EXERCISE PROMPT: Reproduce the data below in full. Nothing should differ from the original.

##### DATA EXCERPTS

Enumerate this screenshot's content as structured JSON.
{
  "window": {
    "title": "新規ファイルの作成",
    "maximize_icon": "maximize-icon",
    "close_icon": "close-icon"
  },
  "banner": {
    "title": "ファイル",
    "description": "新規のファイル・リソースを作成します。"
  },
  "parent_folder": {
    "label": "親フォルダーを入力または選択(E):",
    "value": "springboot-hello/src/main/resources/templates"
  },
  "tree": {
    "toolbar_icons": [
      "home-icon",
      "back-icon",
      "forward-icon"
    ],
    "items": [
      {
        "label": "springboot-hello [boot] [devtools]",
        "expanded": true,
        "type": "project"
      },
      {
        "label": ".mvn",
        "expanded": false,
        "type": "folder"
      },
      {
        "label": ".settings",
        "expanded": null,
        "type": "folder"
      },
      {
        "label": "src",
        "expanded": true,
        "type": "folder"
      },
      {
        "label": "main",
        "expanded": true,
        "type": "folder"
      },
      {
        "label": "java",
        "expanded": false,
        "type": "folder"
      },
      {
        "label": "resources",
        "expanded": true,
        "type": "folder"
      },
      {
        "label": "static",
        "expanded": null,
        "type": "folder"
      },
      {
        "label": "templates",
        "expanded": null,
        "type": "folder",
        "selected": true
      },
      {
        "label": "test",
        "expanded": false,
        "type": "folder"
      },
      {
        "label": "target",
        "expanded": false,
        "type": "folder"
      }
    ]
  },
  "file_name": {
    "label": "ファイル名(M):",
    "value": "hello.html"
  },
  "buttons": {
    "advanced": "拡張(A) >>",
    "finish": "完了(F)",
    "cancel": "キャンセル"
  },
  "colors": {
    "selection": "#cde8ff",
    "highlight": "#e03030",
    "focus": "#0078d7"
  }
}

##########

SOLUTION FOR THIS EXERCISE:
Enumerate this screenshot's content as structured JSON.
{
  "window": {
    "title": "新規ファイルの作成",
    "maximize_icon": "maximize-icon",
    "close_icon": "close-icon"
  },
  "banner": {
    "title": "ファイル",
    "description": "新規のファイル・リソースを作成します。"
  },
  "parent_folder": {
    "label": "親フォルダーを入力または選択(E):",
    "value": "springboot-hello/src/main/resources/templates"
  },
  "tree": {
    "toolbar_icons": [
      "home-icon",
      "back-icon",
      "forward-icon"
    ],
    "items": [
      {
        "label": "springboot-hello [boot] [devtools]",
        "expanded": true,
        "type": "project"
      },
      {
        "label": ".mvn",
        "expanded": false,
        "type": "folder"
      },
      {
        "label": ".settings",
        "expanded": null,
        "type": "folder"
      },
      {
        "label": "src",
        "expanded": true,
        "type": "folder"
      },
      {
        "label": "main",
        "expanded": true,
        "type": "folder"
      },
      {
        "label": "java",
        "expanded": false,
        "type": "folder"
      },
      {
        "label": "resources",
        "expanded": true,
        "type": "folder"
      },
      {
        "label": "static",
        "expanded": null,
        "type": "folder"
      },
      {
        "label": "templates",
        "expanded": null,
        "type": "folder",
        "selected": true
      },
      {
        "label": "test",
        "expanded": false,
        "type": "folder"
      },
      {
        "label": "target",
        "expanded": false,
        "type": "folder"
      }
    ]
  },
  "file_name": {
    "label": "ファイル名(M):",
    "value": "hello.html"
  },
  "buttons": {
    "advanced": "拡張(A) >>",
    "finish": "完了(F)",
    "cancel": "キャンセル"
  },
  "colors": {
    "selection": "#cde8ff",
    "highlight": "#e03030",
    "focus": "#0078d7"
  }
}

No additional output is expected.